Data records for software interfaces
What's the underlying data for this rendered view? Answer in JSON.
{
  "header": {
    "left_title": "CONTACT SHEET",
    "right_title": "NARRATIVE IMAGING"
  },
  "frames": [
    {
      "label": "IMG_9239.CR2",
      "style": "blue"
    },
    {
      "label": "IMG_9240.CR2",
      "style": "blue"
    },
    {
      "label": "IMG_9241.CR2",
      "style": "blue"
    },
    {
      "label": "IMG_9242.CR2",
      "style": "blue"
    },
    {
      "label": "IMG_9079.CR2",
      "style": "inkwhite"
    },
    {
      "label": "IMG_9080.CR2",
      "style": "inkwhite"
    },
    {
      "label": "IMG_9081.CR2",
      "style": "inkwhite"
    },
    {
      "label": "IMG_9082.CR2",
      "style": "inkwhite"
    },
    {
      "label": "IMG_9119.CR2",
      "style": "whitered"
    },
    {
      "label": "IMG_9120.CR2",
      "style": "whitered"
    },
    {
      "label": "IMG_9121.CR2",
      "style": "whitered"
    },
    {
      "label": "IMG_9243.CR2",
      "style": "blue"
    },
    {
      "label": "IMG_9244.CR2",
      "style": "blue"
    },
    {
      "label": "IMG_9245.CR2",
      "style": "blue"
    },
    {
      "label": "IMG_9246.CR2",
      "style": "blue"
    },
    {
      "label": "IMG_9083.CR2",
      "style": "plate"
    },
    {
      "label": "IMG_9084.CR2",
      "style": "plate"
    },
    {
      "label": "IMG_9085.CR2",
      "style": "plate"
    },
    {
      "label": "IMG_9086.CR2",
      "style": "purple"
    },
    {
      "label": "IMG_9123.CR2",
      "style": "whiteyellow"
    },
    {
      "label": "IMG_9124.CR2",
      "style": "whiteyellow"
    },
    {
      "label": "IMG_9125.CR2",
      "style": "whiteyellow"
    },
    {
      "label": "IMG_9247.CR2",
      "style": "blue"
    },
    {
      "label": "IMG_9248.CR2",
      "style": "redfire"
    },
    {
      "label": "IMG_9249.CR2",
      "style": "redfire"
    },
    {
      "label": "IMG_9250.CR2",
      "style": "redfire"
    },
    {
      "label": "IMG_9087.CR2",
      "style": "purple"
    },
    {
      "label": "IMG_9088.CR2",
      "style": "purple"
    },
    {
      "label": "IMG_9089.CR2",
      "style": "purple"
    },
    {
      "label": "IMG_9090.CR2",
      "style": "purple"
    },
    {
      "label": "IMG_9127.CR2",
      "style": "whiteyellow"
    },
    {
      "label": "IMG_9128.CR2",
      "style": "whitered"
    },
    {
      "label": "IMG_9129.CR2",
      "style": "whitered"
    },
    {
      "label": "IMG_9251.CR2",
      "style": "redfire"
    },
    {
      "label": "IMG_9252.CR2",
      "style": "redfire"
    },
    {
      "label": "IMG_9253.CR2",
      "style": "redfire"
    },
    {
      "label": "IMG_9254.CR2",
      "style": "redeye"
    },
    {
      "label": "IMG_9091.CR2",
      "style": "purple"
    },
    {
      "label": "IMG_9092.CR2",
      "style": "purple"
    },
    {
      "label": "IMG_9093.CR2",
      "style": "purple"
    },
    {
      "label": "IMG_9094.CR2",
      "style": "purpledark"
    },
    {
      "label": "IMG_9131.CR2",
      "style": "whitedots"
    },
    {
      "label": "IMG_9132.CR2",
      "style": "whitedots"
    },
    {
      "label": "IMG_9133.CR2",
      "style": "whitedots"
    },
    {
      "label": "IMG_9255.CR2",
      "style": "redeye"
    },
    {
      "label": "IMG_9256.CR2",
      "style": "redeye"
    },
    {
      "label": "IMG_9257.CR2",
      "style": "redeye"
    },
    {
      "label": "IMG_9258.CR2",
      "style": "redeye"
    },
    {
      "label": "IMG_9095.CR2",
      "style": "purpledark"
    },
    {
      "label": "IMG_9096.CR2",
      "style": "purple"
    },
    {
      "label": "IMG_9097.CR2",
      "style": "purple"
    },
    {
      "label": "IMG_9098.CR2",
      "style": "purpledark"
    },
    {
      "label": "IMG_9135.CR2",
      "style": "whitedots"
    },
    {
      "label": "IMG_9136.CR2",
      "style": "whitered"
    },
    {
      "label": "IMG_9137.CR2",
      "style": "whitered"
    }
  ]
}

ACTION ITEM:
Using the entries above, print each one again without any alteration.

WRITTEN SOLUTION:
What's the underlying data for this rendered view? Answer in JSON.
{
  "header": {
    "left_title": "CONTACT SHEET",
    "right_title": "NARRATIVE IMAGING"
  },
  "frames": [
    {
      "label": "IMG_9239.CR2",
      "style": "blue"
    },
    {
      "label": "IMG_9240.CR2",
      "style": "blue"
    },
    {
      "label": "IMG_9241.CR2",
      "style": "blue"
    },
    {
      "label": "IMG_9242.CR2",
      "style": "blue"
    },
    {
      "label": "IMG_9079.CR2",
      "style": "inkwhite"
    },
    {
      "label": "IMG_9080.CR2",
      "style": "inkwhite"
    },
    {
      "label": "IMG_9081.CR2",
      "style": "inkwhite"
    },
    {
      "label": "IMG_9082.CR2",
      "style": "inkwhite"
    },
    {
      "label": "IMG_9119.CR2",
      "style": "whitered"
    },
    {
      "label": "IMG_9120.CR2",
      "style": "whitered"
    },
    {
      "label": "IMG_9121.CR2",
      "style": "whitered"
    },
    {
      "label": "IMG_9243.CR2",
      "style": "blue"
    },
    {
      "label": "IMG_9244.CR2",
      "style": "blue"
    },
    {
      "label": "IMG_9245.CR2",
      "style": "blue"
    },
    {
      "label": "IMG_9246.CR2",
      "style": "blue"
    },
    {
      "label": "IMG_9083.CR2",
      "style": "plate"
    },
    {
      "label": "IMG_9084.CR2",
      "style": "plate"
    },
    {
      "label": "IMG_9085.CR2",
      "style": "plate"
    },
    {
      "label": "IMG_9086.CR2",
      "style": "purple"
    },
    {
      "label": "IMG_9123.CR2",
      "style": "whiteyellow"
    },
    {
      "label": "IMG_9124.CR2",
      "style": "whiteyellow"
    },
    {
      "label": "IMG_9125.CR2",
      "style": "whiteyellow"
    },
    {
      "label": "IMG_9247.CR2",
      "style": "blue"
    },
    {
      "label": "IMG_9248.CR2",
      "style": "redfire"
    },
    {
      "label": "IMG_9249.CR2",
      "style": "redfire"
    },
    {
      "label": "IMG_9250.CR2",
      "style": "redfire"
    },
    {
      "label": "IMG_9087.CR2",
      "style": "purple"
    },
    {
      "label": "IMG_9088.CR2",
      "style": "purple"
    },
    {
      "label": "IMG_9089.CR2",
      "style": "purple"
    },
    {
      "label": "IMG_9090.CR2",
      "style": "purple"
    },
    {
      "label": "IMG_9127.CR2",
      "style": "whiteyellow"
    },
    {
      "label": "IMG_9128.CR2",
      "style": "whitered"
    },
    {
      "label": "IMG_9129.CR2",
      "style": "whitered"
    },
    {
      "label": "IMG_9251.CR2",
      "style": "redfire"
    },
    {
      "label": "IMG_9252.CR2",
      "style": "redfire"
    },
    {
      "label": "IMG_9253.CR2",
      "style": "redfire"
    },
    {
      "label": "IMG_9254.CR2",
      "style": "redeye"
    },
    {
      "label": "IMG_9091.CR2",
      "style": "purple"
    },
    {
      "label": "IMG_9092.CR2",
      "style": "purple"
    },
    {
      "label": "IMG_9093.CR2",
      "style": "purple"
    },
    {
      "label": "IMG_9094.CR2",
      "style": "purpledark"
    },
    {
      "label": "IMG_9131.CR2",
      "style": "whitedots"
    },
    {
      "label": "IMG_9132.CR2",
      "style": "whitedots"
    },
    {
      "label": "IMG_9133.CR2",
      "style": "whitedots"
    },
    {
      "label": "IMG_9255.CR2",
      "style": "redeye"
    },
    {
      "label": "IMG_9256.CR2",
      "style": "redeye"
    },
    {
      "label": "IMG_9257.CR2",
      "style": "redeye"
    },
    {
      "label": "IMG_9258.CR2",
      "style": "redeye"
    },
    {
      "label": "IMG_9095.CR2",
      "style": "purpledark"
    },
    {
      "label": "IMG_9096.CR2",
      "style": "purple"
    },
    {
      "label": "IMG_9097.CR2",
      "style": "purple"
    },
    {
      "label": "IMG_9098.CR2",
      "style": "purpledark"
    },
    {
      "label": "IMG_9135.CR2",
      "style": "whitedots"
    },
    {
      "label": "IMG_9136.CR2",
      "style": "whitered"
    },
    {
      "label": "IMG_9137.CR2",
      "style": "whitered"
    }
  ]
}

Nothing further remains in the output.